Royal Cinque Ports Golf Club review

Royal Cinque Ports Golf Club review: Kent's characterful links is among the best the UK has to offer.  

Charlie Lemay's picture
Tue, 5 Jun 2018
Royal Cinque Ports Golf Club review


No one I spoke to in Sandwich seemed sure of how to pronounce Cinque. I’m still not 100%. I went with the pronunciation that rhymes with “sink”. They laughed. But then they always laugh. And laughing was a common theme from the day, for I was chuckling the entire way around this ingenius lump of land.

Categorise this track in with the “those who know, know” band. Because this is a world-class layout, but you don’t often hear it in golfer’s “best of" lists. But let’s hope it stays that way, because it’s part of the charm.

The entry has golfers driving alongside the sea, crossing sheep and cow fields, forcing vehicles to maneuver small country lanes. We felt a long way from the city.

And as we arrived, the sleepy, understated but affable atmosphere poured over us. When checking in at the pro shop, we were welcomed with “there aren’t many people out - tee off whenever you’re ready”. This is akin to perfect waves with no one in the water to a surfer - that is to say a rare delight. And my word, were we treated.


Sandwich, Kent. One of the greatest stretches in golf, with Prince’s, Royal Cinque Ports and Royal St Georges layered side-by-side.

It’s served by a fast train from London, and is easily accessible by car.


We stayed at the Lodge at Prince’s, which offers comfortable, spacious rooms at reasonable prices. It also has a friendly, un-fussy atmosphere - sadly a rare commodity among historic golf courses.


Founded in 1892 as a nine-holer, the full 18 came to life in 1896. It is a private golf course, hosting the Open on two occasions - 1909 (won by JH Taylor) and 1920 (won by George Duncan). It was due to host two more in 1938 and 1949, but high tides forced the event onto Royal St Georges.

It hosted the Amateur Championship as recently as 2013, and continues to be an Open qualifying venue.

The course was heavily damaged in the First and Second World Wars, but James Braid lent his craft to bring it back to life. Guy Campbell later made more changes in 1946, and Gordon Irvine was influential in making more amendments in recent years.


Nine out, nine in. Why change a winning formula? Royal Cinque Ports is pretty much that. The first starts in the wrong direction, but then you’re off and running.

The front nine mainly hugs the coastline, so close you can almost grind the salt and sand in your teeth. The winds are often blowing with you on the opening stretch, and this is where you need to pick up points.
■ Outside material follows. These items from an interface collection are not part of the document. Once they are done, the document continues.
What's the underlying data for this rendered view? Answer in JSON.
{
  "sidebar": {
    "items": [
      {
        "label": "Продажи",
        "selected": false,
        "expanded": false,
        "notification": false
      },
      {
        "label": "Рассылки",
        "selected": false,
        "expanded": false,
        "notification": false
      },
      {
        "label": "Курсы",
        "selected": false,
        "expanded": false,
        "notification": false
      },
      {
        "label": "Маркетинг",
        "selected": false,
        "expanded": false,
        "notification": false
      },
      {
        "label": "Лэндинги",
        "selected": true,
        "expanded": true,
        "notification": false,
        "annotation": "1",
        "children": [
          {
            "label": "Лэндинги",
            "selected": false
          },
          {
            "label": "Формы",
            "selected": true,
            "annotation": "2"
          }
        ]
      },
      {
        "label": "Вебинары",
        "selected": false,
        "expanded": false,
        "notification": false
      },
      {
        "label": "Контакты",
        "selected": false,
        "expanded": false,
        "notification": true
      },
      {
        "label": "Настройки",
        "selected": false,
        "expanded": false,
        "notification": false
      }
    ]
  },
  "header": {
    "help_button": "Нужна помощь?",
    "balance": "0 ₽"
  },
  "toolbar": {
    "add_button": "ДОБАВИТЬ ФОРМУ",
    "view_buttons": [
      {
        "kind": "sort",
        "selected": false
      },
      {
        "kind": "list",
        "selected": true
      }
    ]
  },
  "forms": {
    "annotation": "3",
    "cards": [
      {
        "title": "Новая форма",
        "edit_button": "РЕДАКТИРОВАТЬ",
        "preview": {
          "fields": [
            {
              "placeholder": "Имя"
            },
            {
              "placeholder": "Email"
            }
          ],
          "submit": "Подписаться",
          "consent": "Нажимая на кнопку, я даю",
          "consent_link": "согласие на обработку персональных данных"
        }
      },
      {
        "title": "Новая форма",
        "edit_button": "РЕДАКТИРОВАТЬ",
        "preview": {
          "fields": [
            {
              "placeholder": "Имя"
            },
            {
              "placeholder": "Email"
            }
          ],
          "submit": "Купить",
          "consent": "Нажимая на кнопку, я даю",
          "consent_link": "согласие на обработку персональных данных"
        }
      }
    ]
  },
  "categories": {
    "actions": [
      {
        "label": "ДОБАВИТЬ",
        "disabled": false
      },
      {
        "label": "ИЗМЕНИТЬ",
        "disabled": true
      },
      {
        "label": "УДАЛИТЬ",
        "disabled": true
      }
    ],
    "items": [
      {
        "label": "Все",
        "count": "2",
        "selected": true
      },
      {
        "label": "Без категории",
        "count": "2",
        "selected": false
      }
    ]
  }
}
Because as you make the turn and play into the wind, the beauty transforms to the beast. 

Throughout, the fairways don't seem that narrow, but they run fast so are easy to miss. Like all great links courses, the are nodules all over and they slant and slide in every direction. Fall off them and you find the thick grass, often wet and heavy. It’s no fun in there.

The greens are just as unruly. Large, meandering, and brutish. They, like the entirety of the course, are of the highest quality.

But it’s the imagination and character that sets Cinque Ports apart for us. The design is far from clownish, but is stuffed full of fun.

Plunging par threes, elevated tee shots, tiered greens, drastic run offs - there is so much personality, almost every hole is good enough to be put on a chalkboard and analysed.

And the fact you are almost on the beast serves up some stunning vistas.

Bunkers - both in the fairway and surrounding the green - are surgically places and inviting. You will be punished should you find them, but not overtly. A well struck recovery can bring fleeting joy. Which cannot be said for many sand traps on old links.

The greens at Cinque Ports are outrageously good. Some of the best we have ever traversed, actually. Twisting, turning, snarling beasts. But full of that word again - fun.

The history is in the ground as you walk around, but the layout does not feel old fashioned one jot. It’s a design of the highest order, and is worth travelling from all over to test.


There is a spectrum in golf course architecture - the “boring to fun spectrum” we call it. At the extremes of the fun end are “Mickey Mouse” courses. At the other end are the flat tracks. Somewhere in the middle is perfection, but it’s an elusive ground. It’s so easy to slip either side, and so many do. But this is exactly where Royal Cinque Ports resides.

The round is characterful, fun, exciting. It’s a course where golfers need to drive well, and forces players to plot their way round and really think about their approaches, for greens are undulating.

Running along the Kent coast, the beauty is balanced by the often monstrous winds...and rain.

It is a golf course of the absolute highest calibre, drenched in history and folklore.

The best bit - considering the quality on show - is that often the only onlookers are cows. And they don’t care if you shoot 67 or 107.

Head to Royal Cinque Ports' website for more.